Reversible Addition-Fragmentation chain Transfer (RAFT) polymerization techniques have been the focus of a great deal of recent work, particularly in their application to emulsion polymerization, which is the method of choice for implementing most free-radical polymerizations on an industrial scale. RAFT/emulsion polymerizations have considerable technical potential: to "tailor-make" material properties, to eliminate added surfactant from surface coatings, and so on. However, considerable difficulties have been experienced in using RAFT in emulsion polymerization systems. Here, progress in the application of RAFT techniques to emulsion polymerization is reviewed, summarizing the difficulties that have been experienced and mechanisms that have been postulated to explain the observed behaviour.

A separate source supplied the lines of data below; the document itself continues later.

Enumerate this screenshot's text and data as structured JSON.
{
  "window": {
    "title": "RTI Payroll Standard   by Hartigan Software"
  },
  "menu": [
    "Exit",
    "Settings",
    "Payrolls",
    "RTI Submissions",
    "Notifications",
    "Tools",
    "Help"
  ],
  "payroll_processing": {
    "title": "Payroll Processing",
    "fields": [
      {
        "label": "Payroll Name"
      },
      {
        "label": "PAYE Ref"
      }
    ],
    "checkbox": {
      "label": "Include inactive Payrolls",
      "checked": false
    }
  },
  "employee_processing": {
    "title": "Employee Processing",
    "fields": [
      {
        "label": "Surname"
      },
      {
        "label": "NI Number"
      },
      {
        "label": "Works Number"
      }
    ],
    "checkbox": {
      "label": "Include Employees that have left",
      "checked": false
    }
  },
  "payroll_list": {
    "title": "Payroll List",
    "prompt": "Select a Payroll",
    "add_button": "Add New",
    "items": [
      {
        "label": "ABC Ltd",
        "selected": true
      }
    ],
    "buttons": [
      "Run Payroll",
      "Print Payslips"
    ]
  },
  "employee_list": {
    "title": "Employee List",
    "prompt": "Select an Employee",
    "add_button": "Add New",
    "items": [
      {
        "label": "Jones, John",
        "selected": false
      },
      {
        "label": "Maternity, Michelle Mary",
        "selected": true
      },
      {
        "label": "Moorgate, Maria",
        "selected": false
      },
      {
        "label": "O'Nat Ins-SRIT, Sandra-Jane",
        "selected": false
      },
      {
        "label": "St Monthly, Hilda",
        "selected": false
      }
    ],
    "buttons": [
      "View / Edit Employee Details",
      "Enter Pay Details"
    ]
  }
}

Possible origins of the difficulties in implementing RAFT in emulsion polymerizations include polymerization in droplets, water sensitivity of some RAFT agents, slow transport of highly hydrophobic RAFT agents across the water phase, and surface activity of some RAFT agents.

Generated automatically with Publist v. 1.3b

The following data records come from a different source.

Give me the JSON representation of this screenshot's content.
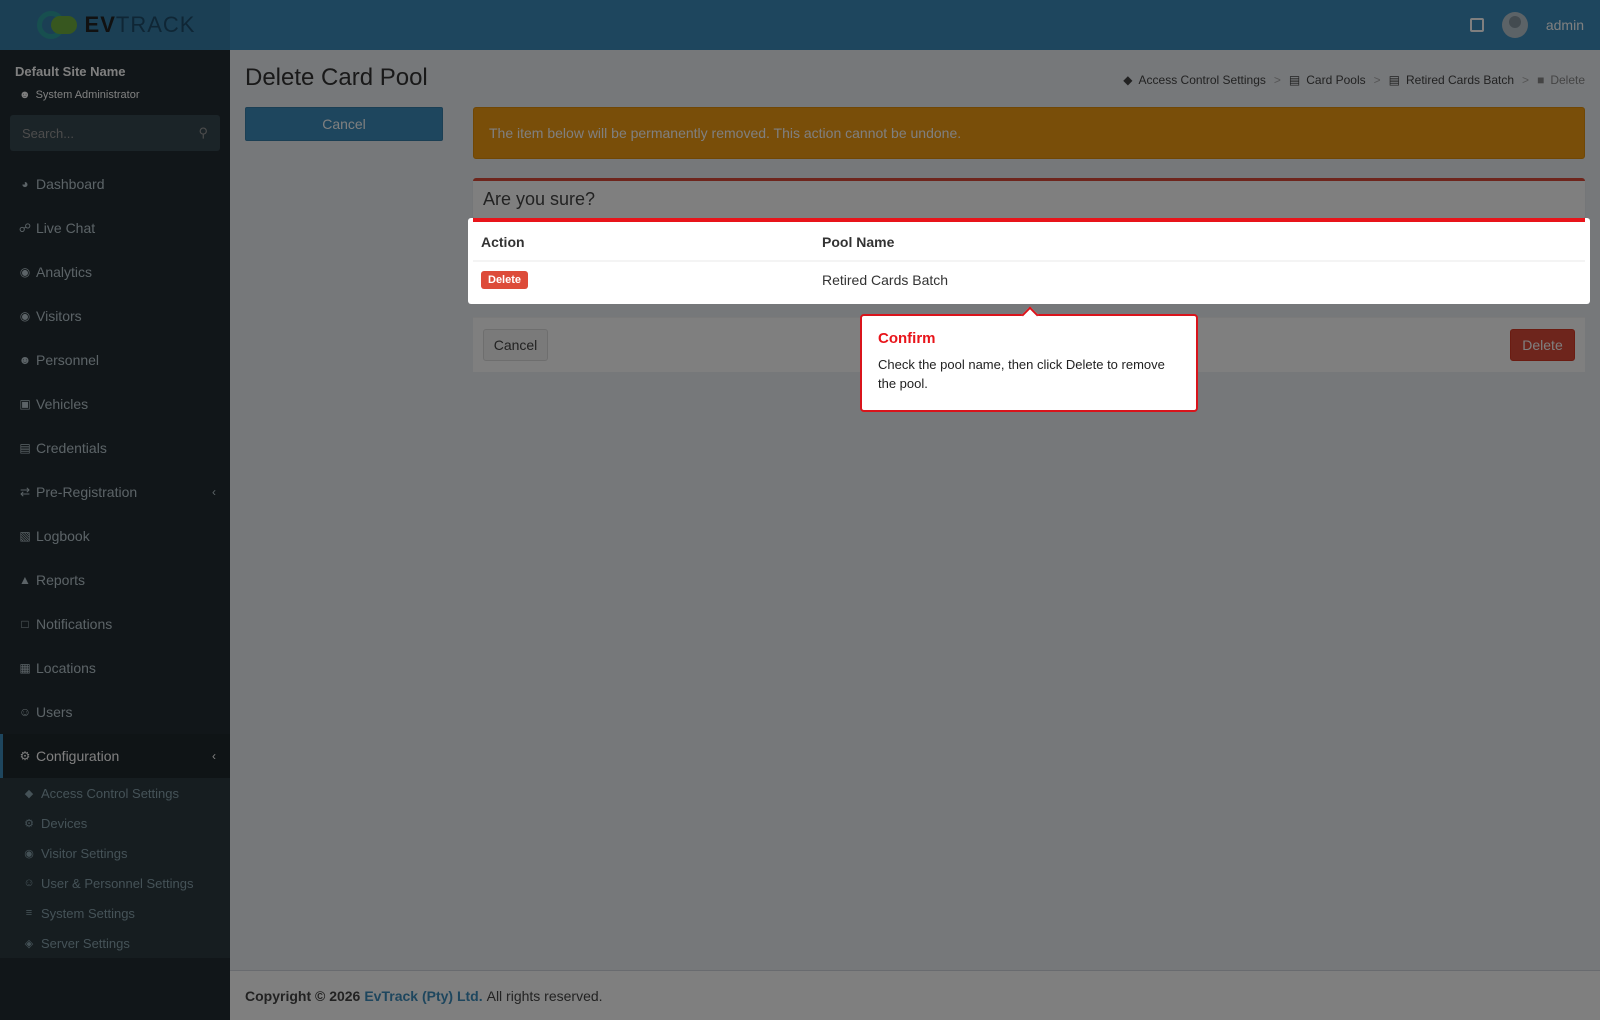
{
  "header": {
    "logo_text_bold": "EV",
    "logo_text_rest": "TRACK",
    "user": "admin"
  },
  "sidebar": {
    "site_name": "Default Site Name",
    "role": "System Administrator",
    "search_placeholder": "Search...",
    "items": [
      {
        "label": "Dashboard",
        "icon": "dashboard-icon"
      },
      {
        "label": "Live Chat",
        "icon": "headset-icon"
      },
      {
        "label": "Analytics",
        "icon": "target-icon"
      },
      {
        "label": "Visitors",
        "icon": "eye-icon"
      },
      {
        "label": "Personnel",
        "icon": "user-tie-icon"
      },
      {
        "label": "Vehicles",
        "icon": "car-icon"
      },
      {
        "label": "Credentials",
        "icon": "id-card-icon"
      },
      {
        "label": "Pre-Registration",
        "icon": "exchange-icon"
      },
      {
        "label": "Logbook",
        "icon": "book-icon"
      },
      {
        "label": "Reports",
        "icon": "chart-icon"
      },
      {
        "label": "Notifications",
        "icon": "chat-icon"
      },
      {
        "label": "Locations",
        "icon": "map-icon"
      },
      {
        "label": "Users",
        "icon": "users-icon"
      },
      {
        "label": "Configuration",
        "icon": "gear-icon"
      }
    ],
    "submenu": [
      {
        "label": "Access Control Settings",
        "icon": "lock-icon"
      },
      {
        "label": "Devices",
        "icon": "cog-icon"
      },
      {
        "label": "Visitor Settings",
        "icon": "eye-icon"
      },
      {
        "label": "User & Personnel Settings",
        "icon": "user-cog-icon"
      },
      {
        "label": "System Settings",
        "icon": "sliders-icon"
      },
      {
        "label": "Server Settings",
        "icon": "server-icon"
      }
    ]
  },
  "page": {
    "title": "Delete Card Pool",
    "cancel_label": "Cancel",
    "breadcrumb": [
      "Access Control Settings",
      "Card Pools",
      "Retired Cards Batch",
      "Delete"
    ],
    "warning": "The item below will be permanently removed. This action cannot be undone.",
    "box_title": "Are you sure?",
    "table": {
      "headers": [
        "Action",
        "Pool Name"
      ],
      "rows": [
        {
          "action": "Delete",
          "pool_name": "Retired Cards Batch"
        }
      ]
    },
    "footer_cancel": "Cancel",
    "footer_delete": "Delete"
  },
  "tooltip": {
    "title": "Confirm",
    "body": "Check the pool name, then click Delete to remove the pool."
  },
  "footer": {
    "copyright": "Copyright © 2026",
    "company": "EvTrack (Pty) Ltd.",
    "rights": "All rights reserved."
  },
  "colors": {
    "header": "#3c8dbc",
    "sidebar": "#222d32",
    "warning": "#f39c12",
    "danger": "#dd4b39",
    "highlight": "#e8141a"
  }
}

Last edited: Friday September 10, 2010

Valid XHTML 1.1 Valid CSS 2